My Facebook feed was exploding today with many of my colleagues commenting on an article on the Guardian by Andrew Smith on “How PowerPoint is killing critical thought.” The conversation in which most of my colleagues were engaged really came down to “does PowerPoint have value in educational settings?” Some folks posted about the need for consistency across multiple sections of classes. Another discussed the need for focusing larger groups of students. Some shared that PowerPoint was great for sharing quotes or images or discussion prompts. The conversation was really lively with some friends sharing praise for a presentation style called Pecha Kucha. In Pecha Kucha, 20 slides are shared for 20 seconds each. With the short presentation (a little over six minutes), the presenter is forced to give concise explanations that don’t rely heavily on text-based slides. While it might be great for a series of student presentations, I think it would tough for an instructor to use Pecha Kucha in any wholesale way in their classes.
Returning to the Guardian article, however, Smith’s main point was that the use of PowerPoint was diminishing cognitive engagement between students and instructors. I don’t disagree. Several years ago, I co-wrote a book titled Authentic integration with technology: A student centered approach and cited some of the same reasoning and research that Smith does. In the book, my co-author and I write:
“Because of its ubiquity, many teachers never question using PowerPoint with their students. They convert their lectures to PowerPoint slideshows thinking they are just replacing their chalkboards and overhead projectors with digital presentations. We argue, however, that before a teacher incorporates a tool into an instructional setting, she or he needs to consider the best way to use it to promote student learning. PowerPoint, while being a comprehensive presentation tool, has many detractors who argue against its use in education and elsewhere. In his article, PowerPoint Is Evil, Edward Tufte (2003), a noted theorist of information presentation, argues that using PowerPoint weakens the analytical quality of a presentation by reducing its verbal and spatial reasoning. Tufte points out that most presentation slides include 40 or fewer words, reducing a detailed argument to eight seconds of reading. This process, Klemm (2007) writes, leads to sound-bite thinking and sloganeering, which reduces the classroom discourse, especially in regard to complex material. Klemm also argues that traditional PowerPoint presentations in educational settings create an “entertain me” environment and reduce the amount of teacher-student interaction in the class. Students often lose interest in the presentation, especially when they realize that teachers will distribute the slides. Adams (2006) writes that the structure of PowerPoint templates can pervade teachers’ thoughts and constrain their lesson planning.

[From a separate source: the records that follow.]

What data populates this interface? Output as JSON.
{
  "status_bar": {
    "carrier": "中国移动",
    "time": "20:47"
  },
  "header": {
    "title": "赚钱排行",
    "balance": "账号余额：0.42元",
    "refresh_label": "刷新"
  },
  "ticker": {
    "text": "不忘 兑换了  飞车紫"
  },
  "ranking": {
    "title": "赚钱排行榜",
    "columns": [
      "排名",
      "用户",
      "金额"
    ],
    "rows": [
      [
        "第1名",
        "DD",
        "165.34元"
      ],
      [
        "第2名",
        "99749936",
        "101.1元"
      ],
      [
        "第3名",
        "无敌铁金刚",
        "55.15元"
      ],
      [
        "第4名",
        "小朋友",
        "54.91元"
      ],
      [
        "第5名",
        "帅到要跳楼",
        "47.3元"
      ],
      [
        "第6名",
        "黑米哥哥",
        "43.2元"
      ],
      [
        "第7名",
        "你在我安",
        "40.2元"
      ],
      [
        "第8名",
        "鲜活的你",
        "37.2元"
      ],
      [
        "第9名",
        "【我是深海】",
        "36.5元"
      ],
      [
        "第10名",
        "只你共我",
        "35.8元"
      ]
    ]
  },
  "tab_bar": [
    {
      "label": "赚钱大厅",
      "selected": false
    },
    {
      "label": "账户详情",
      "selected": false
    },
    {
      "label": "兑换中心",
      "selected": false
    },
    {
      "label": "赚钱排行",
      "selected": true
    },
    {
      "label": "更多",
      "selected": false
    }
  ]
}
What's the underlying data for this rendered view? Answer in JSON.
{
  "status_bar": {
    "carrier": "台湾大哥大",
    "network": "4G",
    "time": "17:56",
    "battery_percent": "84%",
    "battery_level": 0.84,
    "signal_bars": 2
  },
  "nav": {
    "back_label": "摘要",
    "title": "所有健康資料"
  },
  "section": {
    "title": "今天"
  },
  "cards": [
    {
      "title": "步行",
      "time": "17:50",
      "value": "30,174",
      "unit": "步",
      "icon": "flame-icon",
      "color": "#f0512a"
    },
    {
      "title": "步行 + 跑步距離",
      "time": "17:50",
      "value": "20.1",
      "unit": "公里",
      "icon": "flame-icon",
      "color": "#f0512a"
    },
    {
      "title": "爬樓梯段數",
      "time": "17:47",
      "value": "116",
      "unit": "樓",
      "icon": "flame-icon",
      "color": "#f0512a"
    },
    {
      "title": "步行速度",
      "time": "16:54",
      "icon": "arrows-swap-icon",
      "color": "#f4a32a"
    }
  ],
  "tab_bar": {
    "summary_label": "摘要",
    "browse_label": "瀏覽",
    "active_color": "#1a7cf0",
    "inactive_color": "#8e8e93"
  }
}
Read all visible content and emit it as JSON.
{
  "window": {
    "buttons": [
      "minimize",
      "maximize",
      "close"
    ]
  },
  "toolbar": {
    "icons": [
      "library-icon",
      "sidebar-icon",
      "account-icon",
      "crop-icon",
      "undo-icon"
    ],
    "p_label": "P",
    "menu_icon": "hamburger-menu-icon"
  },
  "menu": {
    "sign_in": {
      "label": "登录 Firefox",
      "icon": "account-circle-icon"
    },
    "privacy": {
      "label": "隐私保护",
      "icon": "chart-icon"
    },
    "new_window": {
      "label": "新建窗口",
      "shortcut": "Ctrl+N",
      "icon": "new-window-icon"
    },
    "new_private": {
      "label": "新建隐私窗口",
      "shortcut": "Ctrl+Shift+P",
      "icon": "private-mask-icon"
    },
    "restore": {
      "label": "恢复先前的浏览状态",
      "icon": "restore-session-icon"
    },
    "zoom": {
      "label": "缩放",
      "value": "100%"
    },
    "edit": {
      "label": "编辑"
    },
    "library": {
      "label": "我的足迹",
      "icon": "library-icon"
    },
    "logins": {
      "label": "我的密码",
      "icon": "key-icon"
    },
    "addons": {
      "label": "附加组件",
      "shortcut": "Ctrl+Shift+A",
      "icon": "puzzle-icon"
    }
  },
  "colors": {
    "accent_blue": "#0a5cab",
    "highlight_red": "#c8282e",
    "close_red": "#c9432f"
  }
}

Teachers feel forced to design lessons that fit into the PowerPoint templates of a main idea and supporting bullets. This structure does not fit well with every content area and is not a natural format for narratives. To demonstrate this, Peter Norvig, a researcher for Google, adapted Lincoln’s “Gettysburg Address” for PowerPoint. The slideshow reduces Lincoln’s eloquence into awkward bulleted lists that demonstrates the difficulty that users may face when trying to communicate through PowerPoint.” (Marcum-Dietrich & Dreon, 2008)
The real challenge, however, is that while some instructors are overly suspicious of using PowerPoint, they don’t carry that same skeptical eye to other processes, procedures, and norms of practice in their classroom. I’m a big believer in sociocultural perspectives on teaching and learning and I typically rely on the activity theory framework to visualize how learning happens in online and face-to-face environments. In activity theory, learning isn’t just an internal process that happens inside a student’s brain. It’s impacted by external forces like the instruments that are used and the classroom community that exists. Developed by Russian theorists like Vygotsky, Leont’ev and others, activity theory is usually represented using a triangle of interdependent factors (see below). While “instruments and mediating artifacts” like PowerPoint are important, there’s a lot more going on. Beyond the use of any single tool, it’s critical that we see the importance of all of these factors and lend a critical eye to ALL of the processes, choices and decisions in which we engage in our classrooms.
Adams, C. (2006). PowerPoint, habits of mind, and classroom culture. Journal of Curriculum Studies, 38(4), 389–411.
Klemm, W. R. (2007). Computer slide shows: A trap for bad teaching. College Teaching, 55(3), 121–124.
Marcum-Dietrich, N., & Dreon, O. (2008). Authentic Instruction With Technology: A Student-centered Approach. Kendall/Hunt Publishing Co..
Tufte, E. (2003) “Powerpoint is evil.” Wired Magazine (September). Full free text is available at http://www.wired.com/wired/archive/11.09/ppt2.html.